Task instructions → Each line of the material must be returned exactly.

Records for processing →
● ● ● ● ● ● ●
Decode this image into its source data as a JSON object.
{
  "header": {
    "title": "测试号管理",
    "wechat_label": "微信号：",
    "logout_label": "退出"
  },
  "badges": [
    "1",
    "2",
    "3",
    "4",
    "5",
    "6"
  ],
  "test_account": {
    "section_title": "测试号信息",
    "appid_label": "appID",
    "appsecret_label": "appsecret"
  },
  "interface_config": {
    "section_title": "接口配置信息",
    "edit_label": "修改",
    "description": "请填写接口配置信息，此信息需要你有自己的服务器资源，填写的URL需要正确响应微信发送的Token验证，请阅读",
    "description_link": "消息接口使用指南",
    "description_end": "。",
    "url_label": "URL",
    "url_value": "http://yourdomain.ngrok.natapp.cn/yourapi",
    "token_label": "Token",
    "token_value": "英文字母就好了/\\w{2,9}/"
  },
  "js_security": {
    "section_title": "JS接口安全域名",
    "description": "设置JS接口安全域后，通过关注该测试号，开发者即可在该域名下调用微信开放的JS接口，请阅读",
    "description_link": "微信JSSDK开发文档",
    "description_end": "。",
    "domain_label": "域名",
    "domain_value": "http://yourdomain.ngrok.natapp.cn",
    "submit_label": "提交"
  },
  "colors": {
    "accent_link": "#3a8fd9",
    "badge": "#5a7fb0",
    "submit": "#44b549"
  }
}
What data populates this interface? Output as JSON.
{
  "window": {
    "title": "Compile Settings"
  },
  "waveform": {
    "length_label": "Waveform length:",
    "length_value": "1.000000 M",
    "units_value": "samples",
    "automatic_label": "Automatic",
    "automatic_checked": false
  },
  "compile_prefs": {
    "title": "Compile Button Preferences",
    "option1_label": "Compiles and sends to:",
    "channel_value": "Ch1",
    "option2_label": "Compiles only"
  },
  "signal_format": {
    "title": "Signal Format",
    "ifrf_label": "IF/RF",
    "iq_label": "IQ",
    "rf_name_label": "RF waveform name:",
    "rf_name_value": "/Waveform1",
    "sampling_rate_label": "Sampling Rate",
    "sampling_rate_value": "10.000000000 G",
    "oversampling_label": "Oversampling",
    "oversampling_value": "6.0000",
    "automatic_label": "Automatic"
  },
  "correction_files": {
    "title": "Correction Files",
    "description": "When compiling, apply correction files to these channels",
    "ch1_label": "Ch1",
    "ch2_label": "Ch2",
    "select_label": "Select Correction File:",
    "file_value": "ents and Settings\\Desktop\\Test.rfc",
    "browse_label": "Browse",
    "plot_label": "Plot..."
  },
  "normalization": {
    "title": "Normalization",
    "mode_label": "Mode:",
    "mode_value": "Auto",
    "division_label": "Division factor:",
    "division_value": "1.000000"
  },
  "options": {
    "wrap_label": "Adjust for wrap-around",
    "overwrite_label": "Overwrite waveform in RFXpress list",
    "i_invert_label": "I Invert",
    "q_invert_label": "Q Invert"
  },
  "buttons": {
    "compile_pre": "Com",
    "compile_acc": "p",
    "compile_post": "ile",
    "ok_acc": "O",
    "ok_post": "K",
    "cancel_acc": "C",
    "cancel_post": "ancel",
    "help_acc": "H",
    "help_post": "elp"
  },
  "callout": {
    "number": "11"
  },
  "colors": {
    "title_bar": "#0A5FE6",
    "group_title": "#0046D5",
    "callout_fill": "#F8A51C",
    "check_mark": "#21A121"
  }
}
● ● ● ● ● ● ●
Finished task →
Decode this image into its source data as a JSON object.
{
  "header": {
    "title": "测试号管理",
    "wechat_label": "微信号：",
    "logout_label": "退出"
  },
  "badges": [
    "1",
    "2",
    "3",
    "4",
    "5",
    "6"
  ],
  "test_account": {
    "section_title": "测试号信息",
    "appid_label": "appID",
    "appsecret_label": "appsecret"
  },
  "interface_config": {
    "section_title": "接口配置信息",
    "edit_label": "修改",
    "description": "请填写接口配置信息，此信息需要你有自己的服务器资源，填写的URL需要正确响应微信发送的Token验证，请阅读",
    "description_link": "消息接口使用指南",
    "description_end": "。",
    "url_label": "URL",
    "url_value": "http://yourdomain.ngrok.natapp.cn/yourapi",
    "token_label": "Token",
    "token_value": "英文字母就好了/\\w{2,9}/"
  },
  "js_security": {
    "section_title": "JS接口安全域名",
    "description": "设置JS接口安全域后，通过关注该测试号，开发者即可在该域名下调用微信开放的JS接口，请阅读",
    "description_link": "微信JSSDK开发文档",
    "description_end": "。",
    "domain_label": "域名",
    "domain_value": "http://yourdomain.ngrok.natapp.cn",
    "submit_label": "提交"
  },
  "colors": {
    "accent_link": "#3a8fd9",
    "badge": "#5a7fb0",
    "submit": "#44b549"
  }
}
What data populates this interface? Output as JSON.
{
  "window": {
    "title": "Compile Settings"
  },
  "waveform": {
    "length_label": "Waveform length:",
    "length_value": "1.000000 M",
    "units_value": "samples",
    "automatic_label": "Automatic",
    "automatic_checked": false
  },
  "compile_prefs": {
    "title": "Compile Button Preferences",
    "option1_label": "Compiles and sends to:",
    "channel_value": "Ch1",
    "option2_label": "Compiles only"
  },
  "signal_format": {
    "title": "Signal Format",
    "ifrf_label": "IF/RF",
    "iq_label": "IQ",
    "rf_name_label": "RF waveform name:",
    "rf_name_value": "/Waveform1",
    "sampling_rate_label": "Sampling Rate",
    "sampling_rate_value": "10.000000000 G",
    "oversampling_label": "Oversampling",
    "oversampling_value": "6.0000",
    "automatic_label": "Automatic"
  },
  "correction_files": {
    "title": "Correction Files",
    "description": "When compiling, apply correction files to these channels",
    "ch1_label": "Ch1",
    "ch2_label": "Ch2",
    "select_label": "Select Correction File:",
    "file_value": "ents and Settings\\Desktop\\Test.rfc",
    "browse_label": "Browse",
    "plot_label": "Plot..."
  },
  "normalization": {
    "title": "Normalization",
    "mode_label": "Mode:",
    "mode_value": "Auto",
    "division_label": "Division factor:",
    "division_value": "1.000000"
  },
  "options": {
    "wrap_label": "Adjust for wrap-around",
    "overwrite_label": "Overwrite waveform in RFXpress list",
    "i_invert_label": "I Invert",
    "q_invert_label": "Q Invert"
  },
  "buttons": {
    "compile_pre": "Com",
    "compile_acc": "p",
    "compile_post": "ile",
    "ok_acc": "O",
    "ok_post": "K",
    "cancel_acc": "C",
    "cancel_post": "ancel",
    "help_acc": "H",
    "help_post": "elp"
  },
  "callout": {
    "number": "11"
  },
  "colors": {
    "title_bar": "#0A5FE6",
    "group_title": "#0046D5",
    "callout_fill": "#F8A51C",
    "check_mark": "#21A121"
  }
}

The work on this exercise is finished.